A systematic review demonstrated that there is no benefit in performing any PLND during radical prostatectomy (RP) for any oncological outcome, including survival. However, it is generally accepted that extended PLND (EPLND) provides important information for staging and prognosis. It is recommended in patients with unfavorable intermediate or with high risk disease. However, EPLNDS has twice the complication and lymphocele rate, and 1.7 days longer hospital stay. The Briganti or MSKCC nomograms should be used, and a cutoff above 5%, is an indication to perform nodal sampling.
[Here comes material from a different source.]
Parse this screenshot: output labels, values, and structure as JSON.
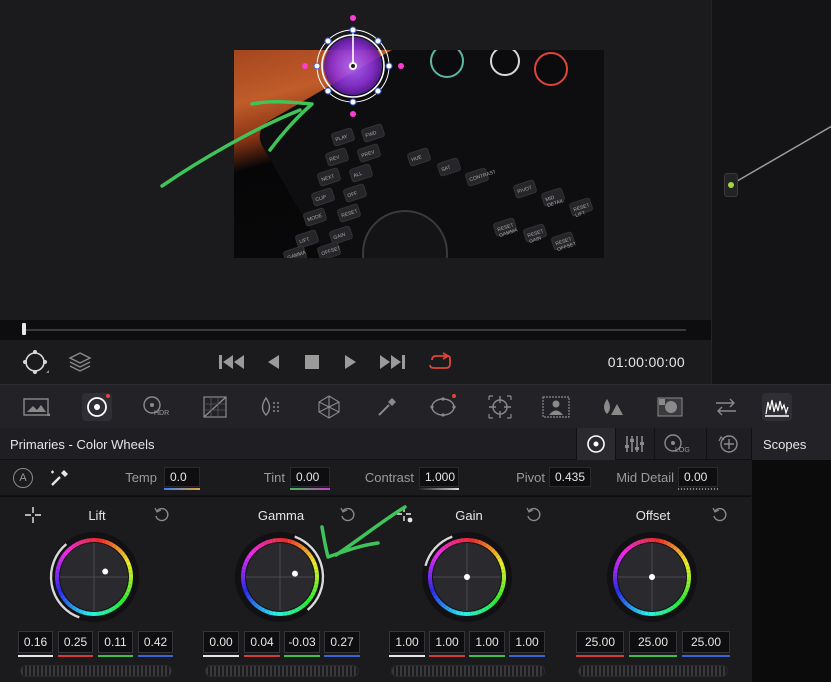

The standard PLND includes the external and internal iliac nodes and the obturator nodes. Omitting the internal iliac nodes has caused physicians to miss 19% of patients with LNI and 58% of the positive nodes. . In a systematic review published in 2017, including 66 studies with a total of 275000 patients, no significant differences were observed among groups for survival. More extensive PLND has shown to be correlated to a greater prospect of complications.
In node positive patients it has been shown, both in patients treated with surgery and radiotherapy, that addition of hormonal therapy immediately after the treatment decreased mortality.
Dr. Evans concluded his talk by stating that nowadays, the 5% cutoff in the various nomograms should help choose the appropriate patients for PLND. EPLND will detect a higher number of ILN but will also result in a higher complication rate. Importantly, survival improvement with EPLND has not been proven.
Speaker: Christopher Evans, MD, FACS, Chair, Department of Urology, Professor, UC Davis, Sacramento, California, US
Written By: Hanan Goldberg, MD, Urologic Oncology Fellow (SUO), University of Toronto, Princess Margaret Cancer Centre @GoldbergHanan at The 15th Meeting of the EAU Section of Oncological Urology ESOU18 - January 26-28, 2018 - Amsterdam, The Netherlands
- Eur Urol 2017; 72: 84-109
- Bader et al. J Urol 168: 514-518, 2002